* **TASK ITEM**: Please go line by line through the material and copy each one containing the word "data".

━━━━

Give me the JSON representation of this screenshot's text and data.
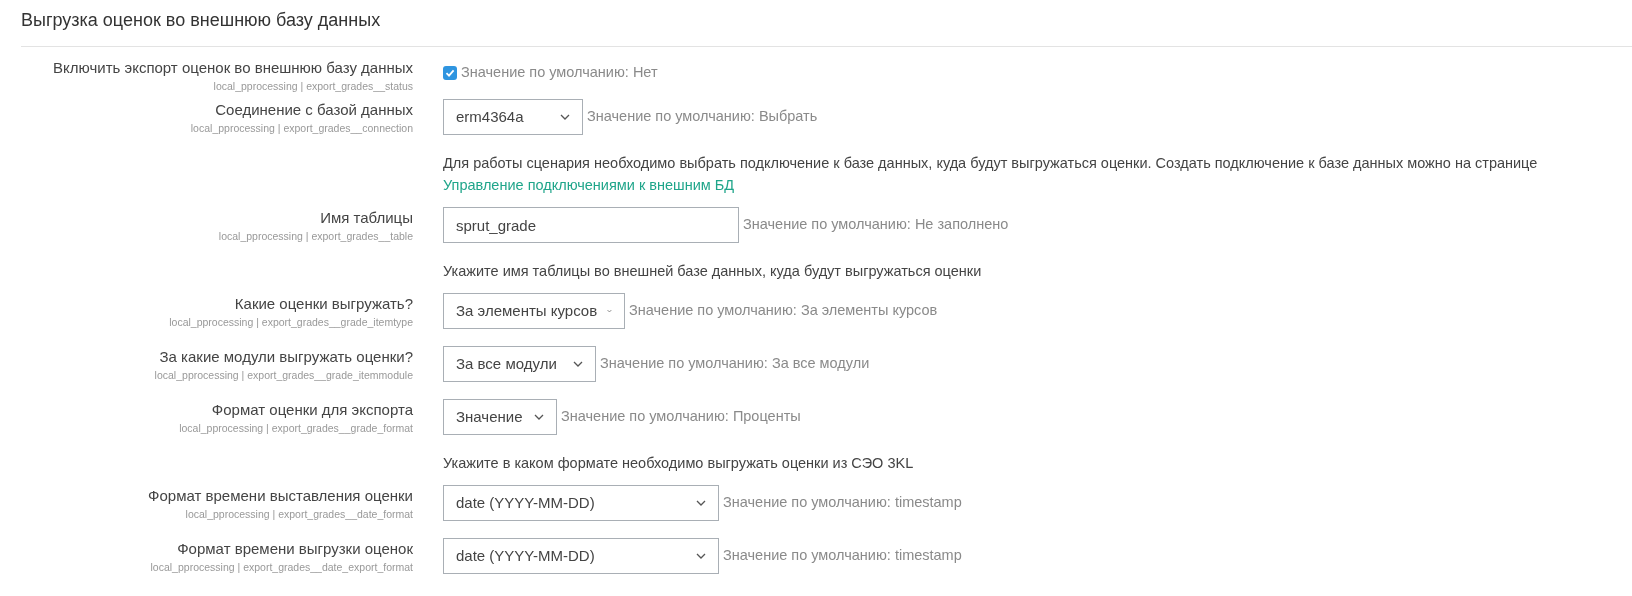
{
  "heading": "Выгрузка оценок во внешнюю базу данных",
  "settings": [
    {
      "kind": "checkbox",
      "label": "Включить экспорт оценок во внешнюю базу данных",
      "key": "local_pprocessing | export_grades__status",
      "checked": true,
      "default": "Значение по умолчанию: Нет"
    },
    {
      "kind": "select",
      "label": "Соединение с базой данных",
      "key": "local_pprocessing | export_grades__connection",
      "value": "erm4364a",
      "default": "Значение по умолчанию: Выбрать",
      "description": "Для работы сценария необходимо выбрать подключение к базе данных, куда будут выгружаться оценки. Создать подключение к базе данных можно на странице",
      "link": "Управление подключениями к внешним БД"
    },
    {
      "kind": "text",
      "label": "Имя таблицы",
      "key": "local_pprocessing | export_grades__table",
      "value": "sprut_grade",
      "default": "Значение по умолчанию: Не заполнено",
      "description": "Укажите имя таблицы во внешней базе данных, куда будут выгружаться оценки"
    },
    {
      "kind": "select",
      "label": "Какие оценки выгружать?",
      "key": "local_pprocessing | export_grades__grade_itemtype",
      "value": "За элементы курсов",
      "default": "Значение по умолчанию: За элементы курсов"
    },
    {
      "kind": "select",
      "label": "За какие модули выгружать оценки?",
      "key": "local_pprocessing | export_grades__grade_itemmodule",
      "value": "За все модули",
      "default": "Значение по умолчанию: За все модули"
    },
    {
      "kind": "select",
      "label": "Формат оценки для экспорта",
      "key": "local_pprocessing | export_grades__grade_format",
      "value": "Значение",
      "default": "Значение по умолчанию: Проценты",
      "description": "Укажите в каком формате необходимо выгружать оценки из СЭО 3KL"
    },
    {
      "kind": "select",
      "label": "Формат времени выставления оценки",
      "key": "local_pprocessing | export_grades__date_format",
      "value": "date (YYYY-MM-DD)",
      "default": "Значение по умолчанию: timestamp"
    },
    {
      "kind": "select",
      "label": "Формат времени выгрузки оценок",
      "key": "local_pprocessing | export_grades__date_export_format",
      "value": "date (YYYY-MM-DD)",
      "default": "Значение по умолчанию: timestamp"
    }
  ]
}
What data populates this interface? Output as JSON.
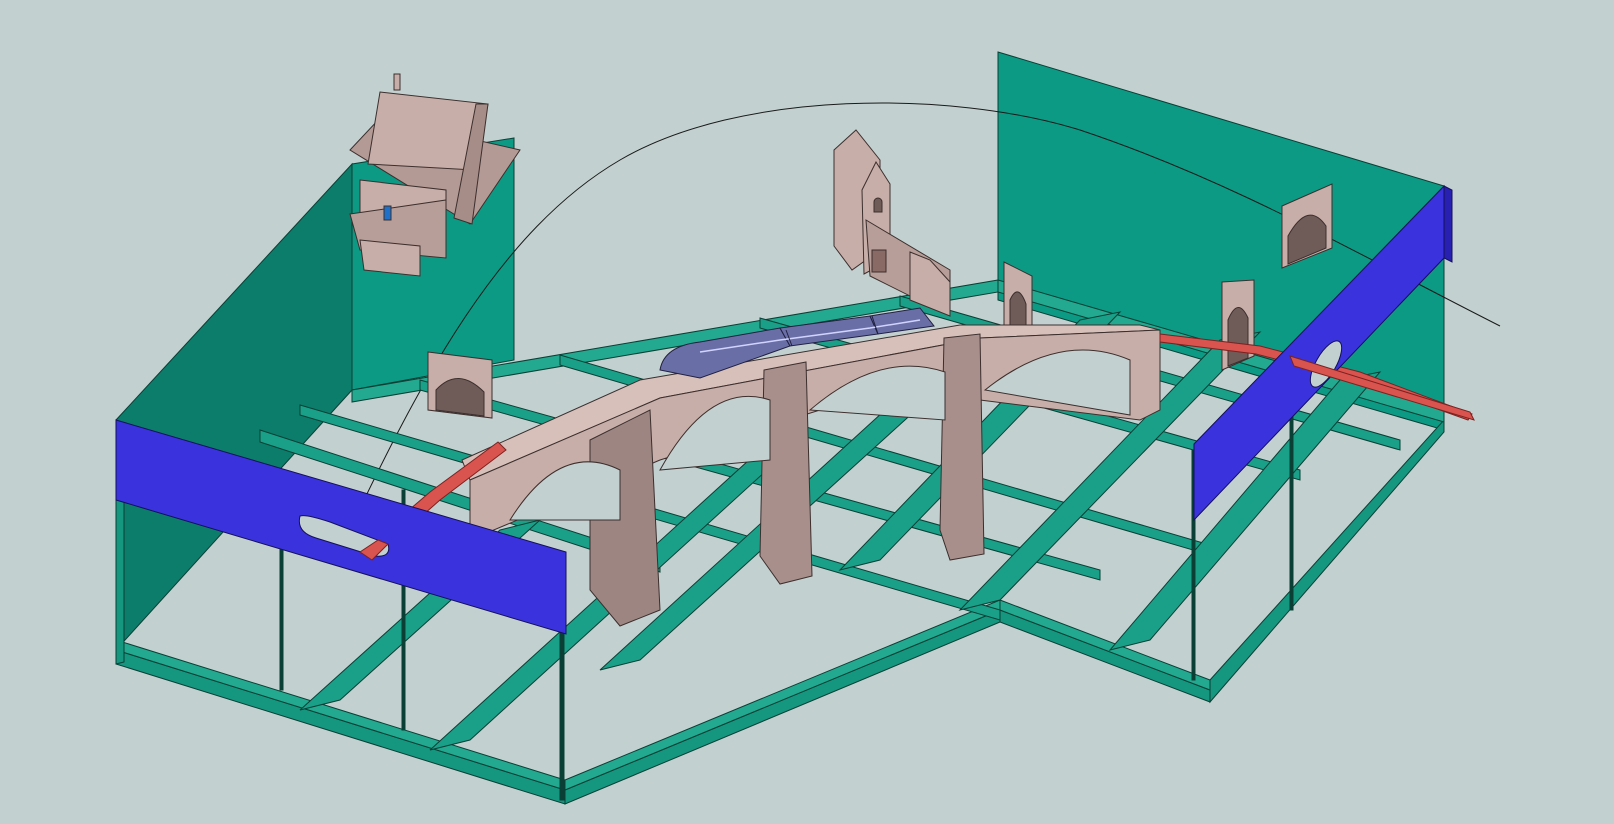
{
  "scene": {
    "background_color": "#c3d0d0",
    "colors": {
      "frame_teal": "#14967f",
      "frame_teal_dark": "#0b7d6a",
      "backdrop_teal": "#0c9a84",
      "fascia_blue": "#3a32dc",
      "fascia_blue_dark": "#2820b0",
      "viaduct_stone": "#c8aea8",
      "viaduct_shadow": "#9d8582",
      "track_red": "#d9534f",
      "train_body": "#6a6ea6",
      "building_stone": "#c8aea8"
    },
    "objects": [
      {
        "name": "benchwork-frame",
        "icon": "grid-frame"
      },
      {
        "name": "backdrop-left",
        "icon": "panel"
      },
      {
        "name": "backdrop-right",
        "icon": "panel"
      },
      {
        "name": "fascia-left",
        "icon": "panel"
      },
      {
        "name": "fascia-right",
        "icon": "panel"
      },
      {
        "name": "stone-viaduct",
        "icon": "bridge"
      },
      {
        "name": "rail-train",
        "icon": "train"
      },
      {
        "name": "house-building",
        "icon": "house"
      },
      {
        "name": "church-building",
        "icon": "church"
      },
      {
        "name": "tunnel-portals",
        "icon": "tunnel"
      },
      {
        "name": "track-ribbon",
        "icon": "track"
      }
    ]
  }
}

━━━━

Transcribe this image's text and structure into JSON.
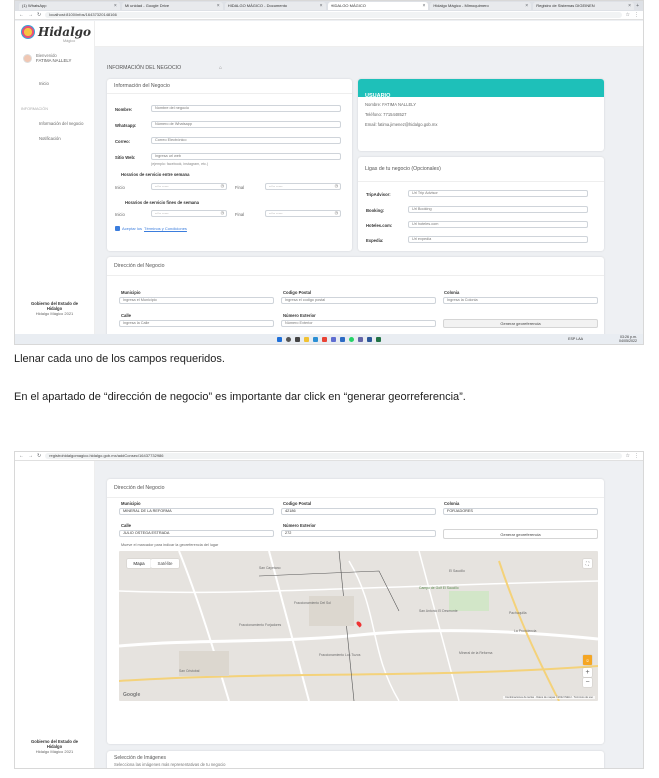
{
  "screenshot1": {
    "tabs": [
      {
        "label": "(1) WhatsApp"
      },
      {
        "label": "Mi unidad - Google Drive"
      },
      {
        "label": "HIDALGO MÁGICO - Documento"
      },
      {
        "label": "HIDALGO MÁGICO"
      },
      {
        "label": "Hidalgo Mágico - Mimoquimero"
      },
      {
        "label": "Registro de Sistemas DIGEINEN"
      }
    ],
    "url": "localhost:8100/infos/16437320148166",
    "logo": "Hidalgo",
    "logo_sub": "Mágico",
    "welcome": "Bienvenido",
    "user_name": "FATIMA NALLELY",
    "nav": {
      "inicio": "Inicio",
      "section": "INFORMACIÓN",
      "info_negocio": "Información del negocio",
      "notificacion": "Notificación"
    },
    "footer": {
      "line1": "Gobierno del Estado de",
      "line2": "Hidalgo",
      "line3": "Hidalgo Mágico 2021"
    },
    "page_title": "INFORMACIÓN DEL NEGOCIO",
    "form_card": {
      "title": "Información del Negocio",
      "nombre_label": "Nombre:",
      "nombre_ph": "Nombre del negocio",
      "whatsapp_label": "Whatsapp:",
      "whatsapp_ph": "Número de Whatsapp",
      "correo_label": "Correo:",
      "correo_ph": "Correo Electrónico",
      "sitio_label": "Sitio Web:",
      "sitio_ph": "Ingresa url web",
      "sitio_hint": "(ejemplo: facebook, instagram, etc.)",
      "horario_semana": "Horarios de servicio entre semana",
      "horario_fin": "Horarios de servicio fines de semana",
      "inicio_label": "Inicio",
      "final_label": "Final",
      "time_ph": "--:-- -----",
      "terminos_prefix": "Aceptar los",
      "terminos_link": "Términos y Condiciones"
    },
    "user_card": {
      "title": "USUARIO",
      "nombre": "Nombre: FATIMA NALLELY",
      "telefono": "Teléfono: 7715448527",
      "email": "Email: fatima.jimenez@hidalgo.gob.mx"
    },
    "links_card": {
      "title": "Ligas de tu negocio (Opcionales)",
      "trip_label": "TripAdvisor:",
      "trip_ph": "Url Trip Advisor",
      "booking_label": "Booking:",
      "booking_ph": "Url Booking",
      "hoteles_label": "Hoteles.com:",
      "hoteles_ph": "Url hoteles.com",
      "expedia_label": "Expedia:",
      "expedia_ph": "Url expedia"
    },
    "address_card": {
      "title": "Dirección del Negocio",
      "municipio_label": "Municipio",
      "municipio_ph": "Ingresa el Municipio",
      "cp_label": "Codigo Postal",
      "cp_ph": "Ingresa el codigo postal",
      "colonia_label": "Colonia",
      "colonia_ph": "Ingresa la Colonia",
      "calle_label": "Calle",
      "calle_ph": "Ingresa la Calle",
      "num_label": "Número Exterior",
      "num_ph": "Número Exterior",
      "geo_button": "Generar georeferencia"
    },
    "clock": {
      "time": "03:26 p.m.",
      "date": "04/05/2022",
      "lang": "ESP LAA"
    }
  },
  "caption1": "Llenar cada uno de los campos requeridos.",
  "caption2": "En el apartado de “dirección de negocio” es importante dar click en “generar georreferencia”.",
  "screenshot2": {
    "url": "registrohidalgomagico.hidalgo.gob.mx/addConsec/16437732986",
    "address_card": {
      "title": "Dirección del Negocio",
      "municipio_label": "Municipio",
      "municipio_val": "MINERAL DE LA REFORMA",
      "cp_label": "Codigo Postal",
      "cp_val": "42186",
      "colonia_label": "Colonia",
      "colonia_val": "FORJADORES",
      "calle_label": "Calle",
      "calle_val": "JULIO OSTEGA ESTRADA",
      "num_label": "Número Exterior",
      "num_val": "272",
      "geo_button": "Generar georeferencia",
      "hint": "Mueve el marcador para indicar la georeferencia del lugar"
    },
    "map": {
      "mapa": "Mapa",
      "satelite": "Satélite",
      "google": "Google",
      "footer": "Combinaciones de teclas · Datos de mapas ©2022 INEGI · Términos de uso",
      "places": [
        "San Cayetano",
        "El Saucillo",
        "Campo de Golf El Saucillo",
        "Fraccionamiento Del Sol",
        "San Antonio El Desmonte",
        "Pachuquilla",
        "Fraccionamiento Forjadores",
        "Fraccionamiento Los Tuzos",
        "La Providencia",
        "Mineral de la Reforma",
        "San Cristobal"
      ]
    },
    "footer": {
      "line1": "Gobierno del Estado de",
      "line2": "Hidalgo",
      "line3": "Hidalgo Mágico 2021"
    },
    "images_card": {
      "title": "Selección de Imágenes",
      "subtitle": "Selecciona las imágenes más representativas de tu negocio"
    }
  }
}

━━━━

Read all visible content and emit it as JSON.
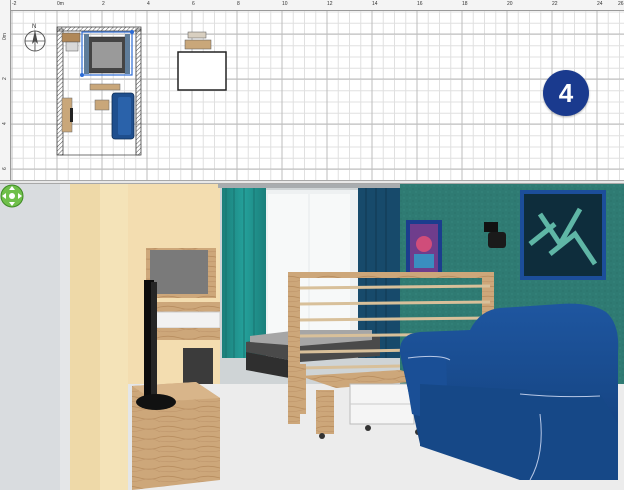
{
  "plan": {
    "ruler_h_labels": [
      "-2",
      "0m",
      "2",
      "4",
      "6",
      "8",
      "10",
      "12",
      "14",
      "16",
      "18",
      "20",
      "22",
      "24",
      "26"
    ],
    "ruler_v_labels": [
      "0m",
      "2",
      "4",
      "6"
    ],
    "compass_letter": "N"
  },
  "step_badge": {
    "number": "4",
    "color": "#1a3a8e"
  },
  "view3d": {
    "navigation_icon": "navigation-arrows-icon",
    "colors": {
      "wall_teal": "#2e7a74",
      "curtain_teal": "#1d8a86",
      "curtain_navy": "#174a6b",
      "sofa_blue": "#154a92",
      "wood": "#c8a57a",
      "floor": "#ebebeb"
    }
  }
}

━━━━

* **REPLY TO THE EXERCISE**:
Give me the JSON representation of this screenshot's text and data.
What data populates this interface? Output as JSON.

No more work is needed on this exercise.